Dr. Robert Califf FDA
© Manuel Balce/AP Photo
Dr. Robert Califf, President Joe Biden’s nominee to head the Food and Drug Administration, is seen before his nomination hearing in Washington on Dec. 14, 2021.
Several top Food and Drug Administration (FDA) officials, including Commissioner Robert Califf, admitted that Americans will now have to accept COVID-19 as another respiratory virus, comparing it to influenza.

FDA Commissioner Robert Califf, Principal Deputy Commissioner Janet Woodcock, and top vaccine official Dr. Peterk Marks wrote for the Journal of the American Medical Association that COVID-19 will be around for the foreseeable future while suggesting that it will require yearly vaccines targeting the most threatening variations of the virus.

"Widespread vaccine- and infection-induced immunity, combined with the availability of effective therapeutics, could blunt the effects of future outbreaks," the officials said, referring to another name for the CCP (Chinese Communist Party) virus. "Nonetheless, it is time to accept that the presence of SARS-CoV-2, the virus that causes COVID-19, is the new normal."

The virus "will likely circulate globally for the foreseeable future, taking its place alongside other common respiratory viruses such as influenza. And it likely will require similar annual consideration for vaccine composition updates in consultation with the [FDA]," they continued.
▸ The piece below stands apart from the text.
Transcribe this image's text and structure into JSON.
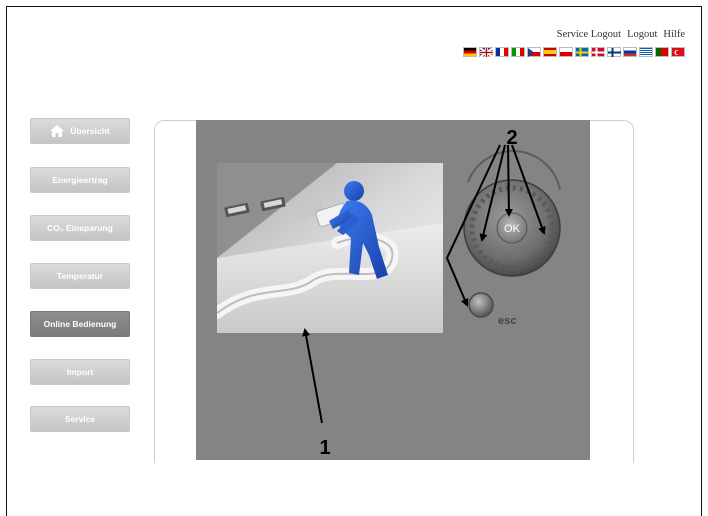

It's a departure from the rhetoric that was expressed by public health officials in 2020 and 2021. In late October 2020, for example, current White House COVID-19 adviser Anthony Fauci said that President Donald Trump's comparisons to the flu were false, telling NBC at the time "it is not correct to say it's the same as flu."

About a year later, Fauci told CBS News in December 2021 that Americans will "likely" have to deal with COVID-19 in a similar manner as influenza. "That's entirely conceivable and likely, as a matter of fact, we are not going to be in a situation of this degree of intensity indefinitely," he said when asked about the Omicron variant.
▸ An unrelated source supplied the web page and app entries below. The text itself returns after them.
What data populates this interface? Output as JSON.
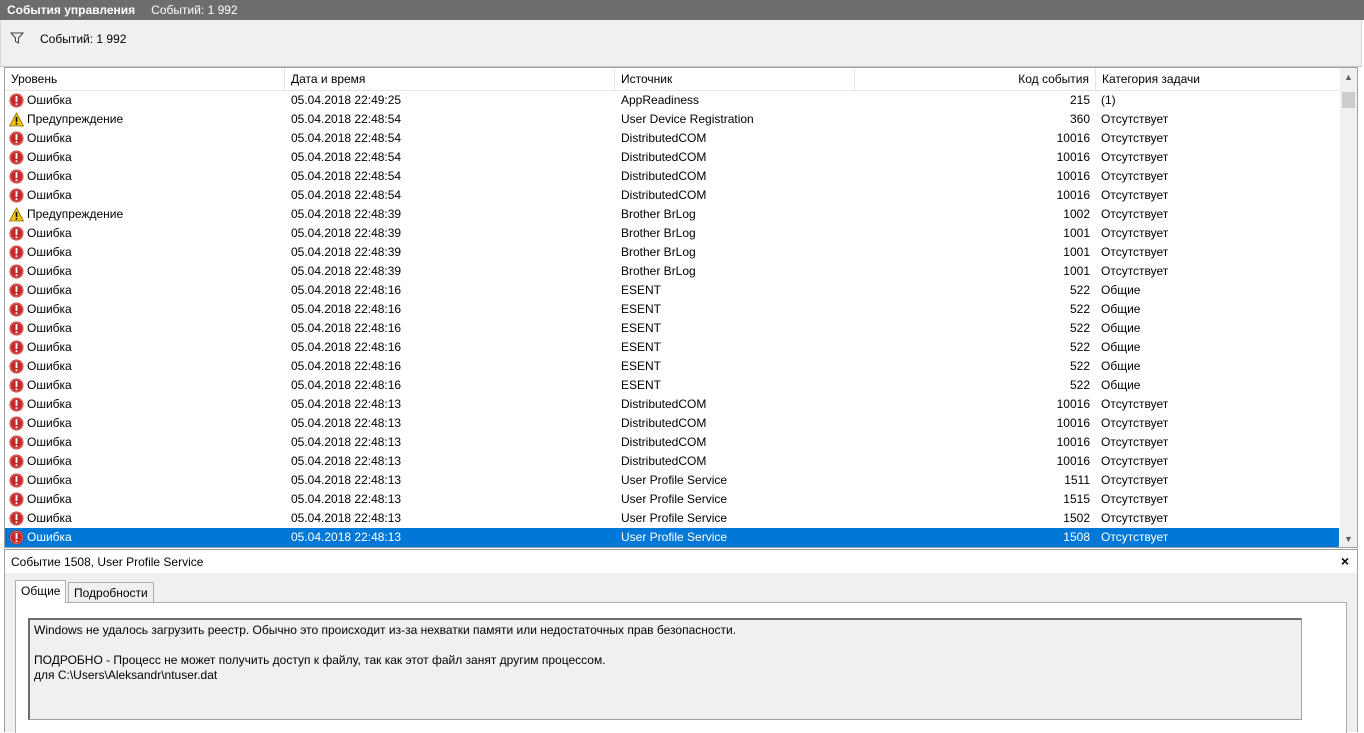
{
  "titlebar": {
    "title": "События управления",
    "count": "Событий: 1 992"
  },
  "filterbar": {
    "text": "Событий: 1 992",
    "icon": "filter-icon"
  },
  "columns": [
    "Уровень",
    "Дата и время",
    "Источник",
    "Код события",
    "Категория задачи"
  ],
  "rows": [
    {
      "level": "Ошибка",
      "type": "error",
      "date": "05.04.2018 22:49:25",
      "source": "AppReadiness",
      "code": "215",
      "category": "(1)"
    },
    {
      "level": "Предупреждение",
      "type": "warning",
      "date": "05.04.2018 22:48:54",
      "source": "User Device Registration",
      "code": "360",
      "category": "Отсутствует"
    },
    {
      "level": "Ошибка",
      "type": "error",
      "date": "05.04.2018 22:48:54",
      "source": "DistributedCOM",
      "code": "10016",
      "category": "Отсутствует"
    },
    {
      "level": "Ошибка",
      "type": "error",
      "date": "05.04.2018 22:48:54",
      "source": "DistributedCOM",
      "code": "10016",
      "category": "Отсутствует"
    },
    {
      "level": "Ошибка",
      "type": "error",
      "date": "05.04.2018 22:48:54",
      "source": "DistributedCOM",
      "code": "10016",
      "category": "Отсутствует"
    },
    {
      "level": "Ошибка",
      "type": "error",
      "date": "05.04.2018 22:48:54",
      "source": "DistributedCOM",
      "code": "10016",
      "category": "Отсутствует"
    },
    {
      "level": "Предупреждение",
      "type": "warning",
      "date": "05.04.2018 22:48:39",
      "source": "Brother BrLog",
      "code": "1002",
      "category": "Отсутствует"
    },
    {
      "level": "Ошибка",
      "type": "error",
      "date": "05.04.2018 22:48:39",
      "source": "Brother BrLog",
      "code": "1001",
      "category": "Отсутствует"
    },
    {
      "level": "Ошибка",
      "type": "error",
      "date": "05.04.2018 22:48:39",
      "source": "Brother BrLog",
      "code": "1001",
      "category": "Отсутствует"
    },
    {
      "level": "Ошибка",
      "type": "error",
      "date": "05.04.2018 22:48:39",
      "source": "Brother BrLog",
      "code": "1001",
      "category": "Отсутствует"
    },
    {
      "level": "Ошибка",
      "type": "error",
      "date": "05.04.2018 22:48:16",
      "source": "ESENT",
      "code": "522",
      "category": "Общие"
    },
    {
      "level": "Ошибка",
      "type": "error",
      "date": "05.04.2018 22:48:16",
      "source": "ESENT",
      "code": "522",
      "category": "Общие"
    },
    {
      "level": "Ошибка",
      "type": "error",
      "date": "05.04.2018 22:48:16",
      "source": "ESENT",
      "code": "522",
      "category": "Общие"
    },
    {
      "level": "Ошибка",
      "type": "error",
      "date": "05.04.2018 22:48:16",
      "source": "ESENT",
      "code": "522",
      "category": "Общие"
    },
    {
      "level": "Ошибка",
      "type": "error",
      "date": "05.04.2018 22:48:16",
      "source": "ESENT",
      "code": "522",
      "category": "Общие"
    },
    {
      "level": "Ошибка",
      "type": "error",
      "date": "05.04.2018 22:48:16",
      "source": "ESENT",
      "code": "522",
      "category": "Общие"
    },
    {
      "level": "Ошибка",
      "type": "error",
      "date": "05.04.2018 22:48:13",
      "source": "DistributedCOM",
      "code": "10016",
      "category": "Отсутствует"
    },
    {
      "level": "Ошибка",
      "type": "error",
      "date": "05.04.2018 22:48:13",
      "source": "DistributedCOM",
      "code": "10016",
      "category": "Отсутствует"
    },
    {
      "level": "Ошибка",
      "type": "error",
      "date": "05.04.2018 22:48:13",
      "source": "DistributedCOM",
      "code": "10016",
      "category": "Отсутствует"
    },
    {
      "level": "Ошибка",
      "type": "error",
      "date": "05.04.2018 22:48:13",
      "source": "DistributedCOM",
      "code": "10016",
      "category": "Отсутствует"
    },
    {
      "level": "Ошибка",
      "type": "error",
      "date": "05.04.2018 22:48:13",
      "source": "User Profile Service",
      "code": "1511",
      "category": "Отсутствует"
    },
    {
      "level": "Ошибка",
      "type": "error",
      "date": "05.04.2018 22:48:13",
      "source": "User Profile Service",
      "code": "1515",
      "category": "Отсутствует"
    },
    {
      "level": "Ошибка",
      "type": "error",
      "date": "05.04.2018 22:48:13",
      "source": "User Profile Service",
      "code": "1502",
      "category": "Отсутствует"
    },
    {
      "level": "Ошибка",
      "type": "error",
      "date": "05.04.2018 22:48:13",
      "source": "User Profile Service",
      "code": "1508",
      "category": "Отсутствует",
      "selected": true
    }
  ],
  "detail": {
    "title": "Событие 1508, User Profile Service",
    "close": "×",
    "tabs": [
      "Общие",
      "Подробности"
    ],
    "message": "Windows не удалось загрузить реестр. Обычно это происходит из-за нехватки памяти или недостаточных прав безопасности.\n\n ПОДРОБНО - Процесс не может получить доступ к файлу, так как этот файл занят другим процессом.\nдля C:\\Users\\Aleksandr\\ntuser.dat"
  },
  "colors": {
    "selected": "#0078d7",
    "error": "#c62828",
    "warning": "#f2c311",
    "titlebar": "#6d6d6d"
  }
}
Data published by the U.S. Centers for Disease Control and Prevention (CDC) shows that while cases have trended slightly upward in the United States, the numbers are a fraction of the cases that were reported in mid-January when the seven-day average stood at around 800,000 per day. As of May 6, the seven-day average was about 68,000 per day.

In the Journal of the American Medical Association article, the three FDA officials proclaimed that by the summer of 2022, decisions will have to be issued "about who should be eligible for vaccination with additional boosters and regarding vaccine composition."

"Administering additional COVID-19 vaccine doses to appropriate individuals this fall around the time of the usual influenza vaccine campaign has the potential to protect susceptible individuals against hospitalization and death, and therefore will be a topic for FDA consideration," they added.